This might seem counter intuitive. The main reason for this is our haphazard love affair with credit. The “it’s mine” mentality.
That works with People & Things but not Ideas & Thoughts.
Now, back to the presentation that kicked off my awakening. I think a rule of thumb in borrowing should be… if you promote an idea as yours – then 80% of that idea should be things that you’ve assembled and/or thought up. And the other 20% should be attributed to whomever you are borrowing from. This is especially true when the person that you borrowed from is in the room. But I’d attribute even if they weren’t in the room. I’m thinking of starting most of my presentations in the new year like this… “I’d like to thank Johnson, Johnson and Johnson for pioneering this topic.”
A hypothetical example of this… let’s say that I was asked to give a social media presentation about the blur between professional and personal. I have some rather interesting and unique things to say about that. No doubt I would also find a way to talk about Jason Seiden’s concept of Profersonal. Rather than knock that off as my own, I should find a way to attribute that back to him. Give him credit for raising our collective conciseness about the subject.
You get the idea, right?
Probably the most important lesson I learned was to stop taking myself and/or anyone else so seriously. Our thoughts and idea aren’t curing cancer, poverty or ending wars.
PS. If you decide to write about idea borrowing, please make sure to linkback to this article. (sic)
Donna Ballman is an employee-side employment lawyer who has been practicing 25 years. She knows her stuff. Best of all, she can write.
Ballman completely won me over a few years ago with her blog post Top Ten Employment Laws You Think Exist–That Don’t. The mythical rights include free speech, privacy, and that employers must treat employees fairly.
The way I explain it is: In all 50 States and Canada, it is perfectly legal to be an asshole. Ballman is more polite.

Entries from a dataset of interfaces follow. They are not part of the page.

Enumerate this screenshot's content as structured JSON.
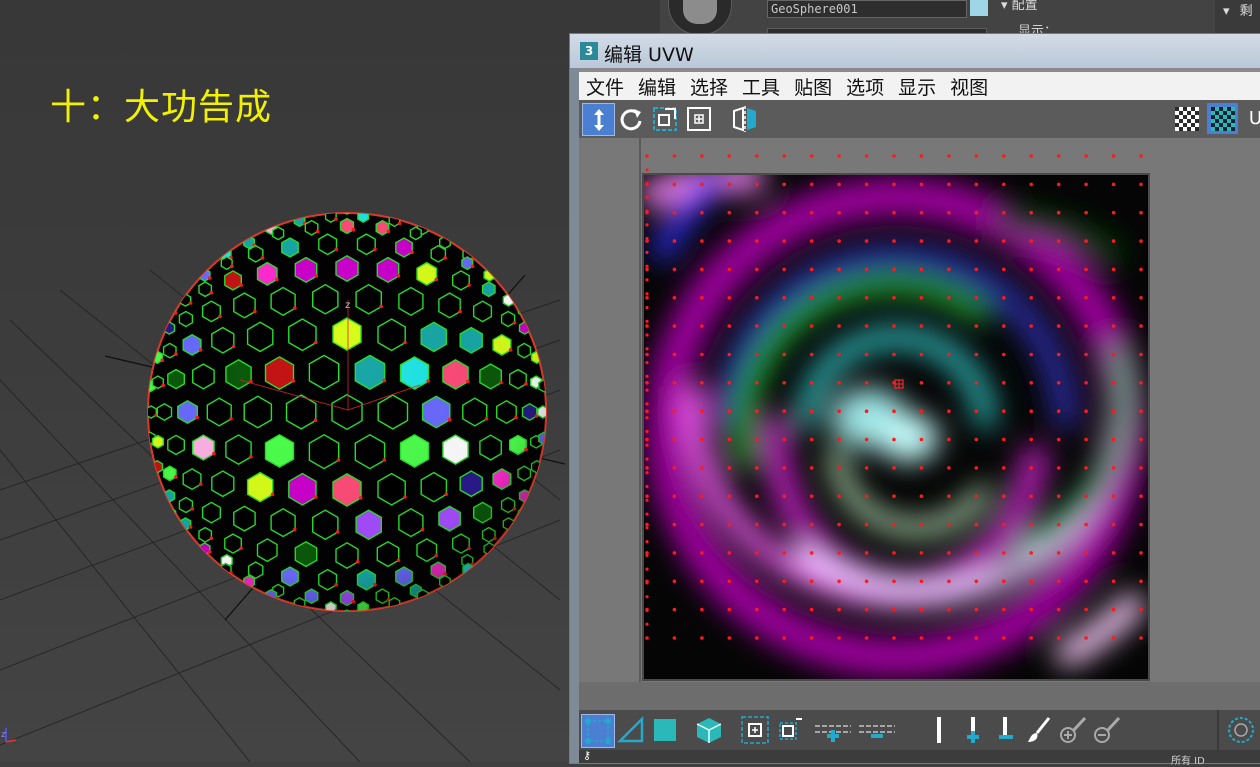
{
  "viewport": {
    "caption": "十：大功告成",
    "object": "geosphere-with-hex-uv-pattern",
    "colors": {
      "caption": "#f2f200",
      "background": "#3c3c3c",
      "wire": "#27e22a",
      "vertex": "#ff1a1a",
      "cell_palette": [
        "#000000",
        "#ff2bd0",
        "#6b6bff",
        "#22e6e6",
        "#ffffff",
        "#ff4d7a",
        "#ffb3e6",
        "#cc00cc",
        "#0b5a0b",
        "#4dff4d",
        "#1aa8a8",
        "#c41414",
        "#2a1a8a",
        "#d9ff1a",
        "#a64dff"
      ]
    }
  },
  "command_panel": {
    "object_name": "GeoSphere001",
    "rollout_title": "配置",
    "rollout_sub": "显示：",
    "right_header": "剩",
    "colors": {
      "object_color": "#9fd6e6"
    }
  },
  "uvw_editor": {
    "title": "编辑 UVW",
    "title_icon": "3",
    "menu": [
      "文件",
      "编辑",
      "选择",
      "工具",
      "贴图",
      "选项",
      "显示",
      "视图"
    ],
    "toolbar_icons": [
      "move-icon",
      "rotate-icon",
      "scale-icon",
      "freeform-icon",
      "mirror-icon"
    ],
    "toolbar_right_icons": [
      "checker-pattern-icon",
      "checker-teal-icon"
    ],
    "toolbar_right_label": "U",
    "bottom_icons": [
      "vertex-select-icon",
      "edge-select-icon",
      "face-select-icon",
      "element-cube-icon",
      "grow-select-icon",
      "shrink-select-icon",
      "loop-icon",
      "ring-icon",
      "soft-select-icon",
      "paint-select-icon"
    ],
    "status_label": "所有 ID",
    "colors": {
      "titlebar": "#c8d3e0",
      "uv_points": "#ff1a1a",
      "active_tool": "#4b7fd2"
    },
    "grid": {
      "columns": 19,
      "rows": 18
    }
  }
}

Her new book is Stand Up for Yourself Without Getting Fired: Resolve Workplace Crisis Before You Quit, Get Axed, or Sue the Bastards. Okay, she’s only slightly more polite. (FTC Disclosure: her publisher sent me a free copy of the book to review. I didn’t promise to be nice.)
For employees, the book explains employment law in straightforward, practical terms. It gives real life examples, and walks employees through the risks and difficult choices they face when working with weasels.
Attorneys often have legal myopia; they can only see how the law applies. Ballman sees beyond the purely legal issues to the real problems employees deal with everyday–like eating and paying the heating bill. She asks all the right questions, and evaluates the choices. Sometimes, she even recommends letting valid claims go because they are too difficult or expensive to pursue. She never loses sight of the big picture and the practical effects of each choice.
I wish more lawyers were like Ballman. I wish they could see the bigger picture and what the best approach is for both the company and employee. You’d be surprised how often they are alligned–including when someone should go. (For more on this, read Jay Shepherd’s great book Firing At Will.)
Stand Up for Yourself is also a great resource for HR and managers. Ballman transforms difficult legal ideas into clear practical choices from the interview to the exit, and explains exactly what it is like to be the employee instead of the boss. If you haven’t worked for a weasel in awhile, it’s a great refresher course in why work is a four-letter word.
Ballman’s clarity, common sense, and wisdom is a gift to employees, employers and employment lawyers.